About this exercise: Only the lines containing "note" belong in the answer; find them in the material below.
Data records Start Marker
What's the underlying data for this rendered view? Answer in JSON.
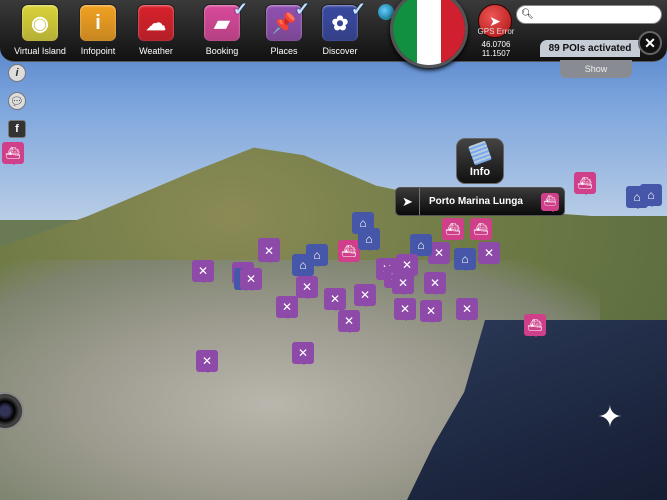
{
  "toolbar": {
    "buttons": [
      {
        "label": "Virtual Island",
        "color": "#d9d23a",
        "icon": "virtual-island-icon",
        "glyph": "◉",
        "checked": false
      },
      {
        "label": "Infopoint",
        "color": "#f0a020",
        "icon": "info-icon",
        "glyph": "i",
        "checked": false
      },
      {
        "label": "Weather",
        "color": "#d8202a",
        "icon": "weather-icon",
        "glyph": "☁",
        "checked": false
      },
      {
        "label": "Booking",
        "color": "#d8489a",
        "icon": "suitcase-icon",
        "glyph": "▰",
        "checked": true
      },
      {
        "label": "Places",
        "color": "#9050b0",
        "icon": "pushpin-icon",
        "glyph": "📌",
        "checked": true
      },
      {
        "label": "Discover",
        "color": "#3848a0",
        "icon": "compass-icon",
        "glyph": "✿",
        "checked": true
      }
    ],
    "check_glyph": "✓"
  },
  "country_flag": {
    "colors": [
      "#109040",
      "#ffffff",
      "#d02030"
    ]
  },
  "gps": {
    "label": "GPS Error",
    "lat": "46.0706",
    "lon": "11.1507"
  },
  "search": {
    "value": "",
    "placeholder": ""
  },
  "pois": {
    "status": "89 POIs activated",
    "show_label": "Show"
  },
  "info": {
    "label": "Info"
  },
  "popup": {
    "name": "Porto Marina Lunga"
  },
  "colors": {
    "restaurant": "#8d4aa8",
    "discover": "#4656a8",
    "booking": "#d0408a"
  }
}
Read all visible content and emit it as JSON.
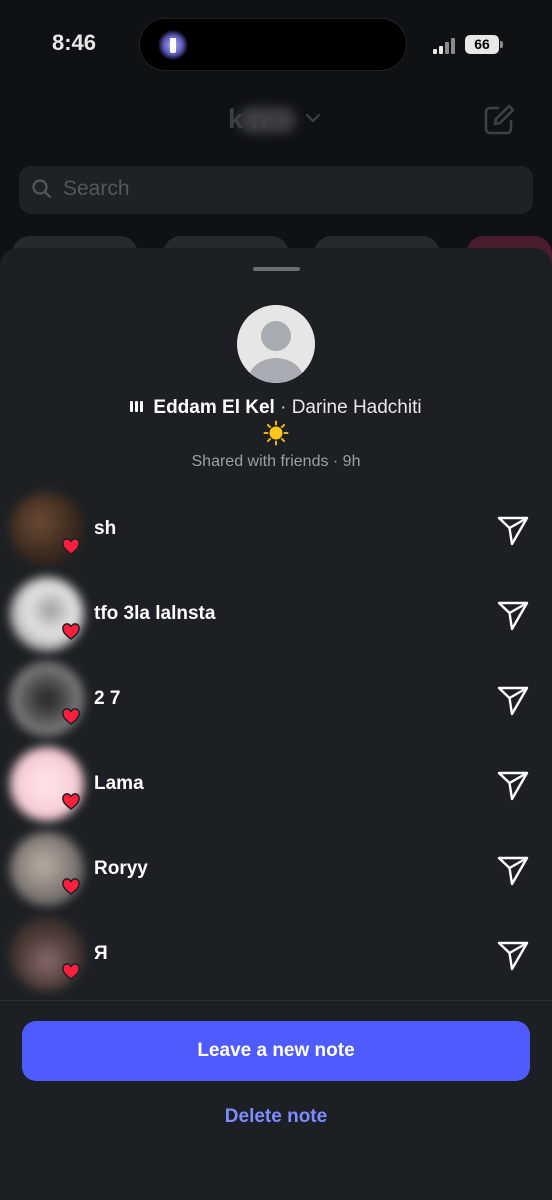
{
  "status_bar": {
    "time": "8:46",
    "battery": "66"
  },
  "background": {
    "username": "k n",
    "search_placeholder": "Search"
  },
  "note": {
    "song_title": "Eddam El Kel",
    "separator": " · ",
    "artist": "Darine Hadchiti",
    "emoji": "sun-emoji",
    "shared_text": "Shared with friends · 9h"
  },
  "likes": [
    {
      "name": "sh"
    },
    {
      "name": "tfo 3la lalnsta"
    },
    {
      "name": "2 7"
    },
    {
      "name": "Lama"
    },
    {
      "name": "Roryy"
    },
    {
      "name": "Я"
    }
  ],
  "actions": {
    "primary": "Leave a new note",
    "secondary": "Delete note"
  },
  "colors": {
    "accent": "#4e5bff",
    "link": "#7d8cff",
    "heart": "#ff1f3d",
    "sheet": "#1c2024"
  }
}
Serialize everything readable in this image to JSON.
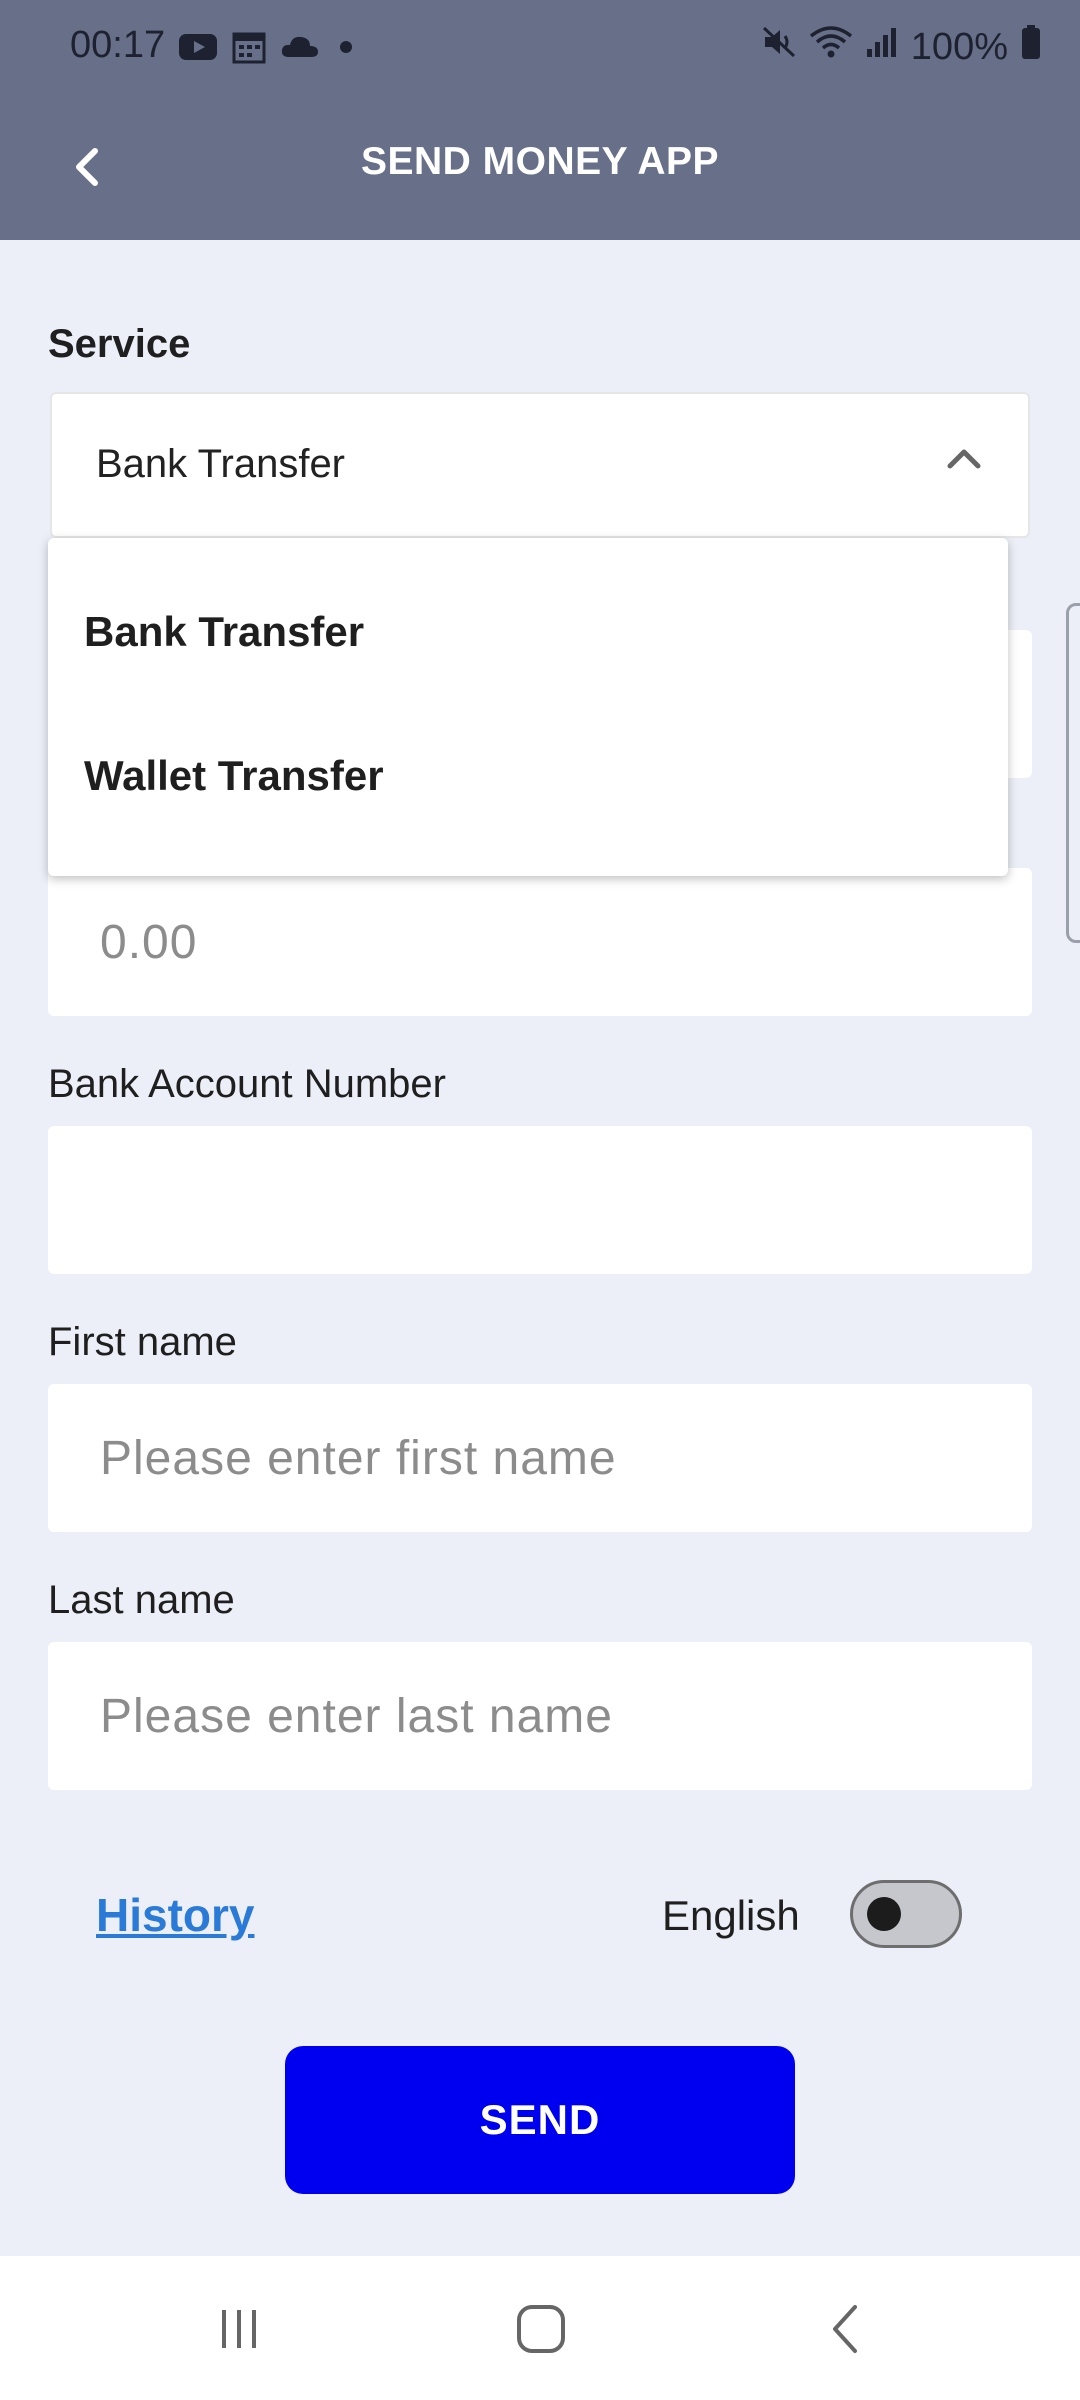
{
  "status_bar": {
    "time": "00:17",
    "battery": "100%",
    "left_icons": [
      "youtube-icon",
      "calendar-icon",
      "cloud-icon",
      "dot-icon"
    ],
    "right_icons": [
      "mute-icon",
      "wifi-icon",
      "signal-icon",
      "battery-icon"
    ]
  },
  "app_bar": {
    "title": "SEND MONEY APP"
  },
  "form": {
    "service_label": "Service",
    "service_selected": "Bank Transfer",
    "service_options": [
      "Bank Transfer",
      "Wallet Transfer"
    ],
    "amount_placeholder": "0.00",
    "account_label": "Bank Account Number",
    "account_value": "",
    "first_name_label": "First name",
    "first_name_placeholder": "Please enter first name",
    "last_name_label": "Last name",
    "last_name_placeholder": "Please enter last name"
  },
  "footer": {
    "history_link": "History",
    "language_label": "English",
    "language_toggle_on": false,
    "send_button": "SEND"
  },
  "colors": {
    "app_bar": "#687089",
    "background": "#eceff8",
    "send_button": "#0000f0",
    "link": "#2a7bd8"
  }
}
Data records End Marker
Answer section:
  "note": {
    "primary": "Leave a new note",
    "secondary": "Delete note"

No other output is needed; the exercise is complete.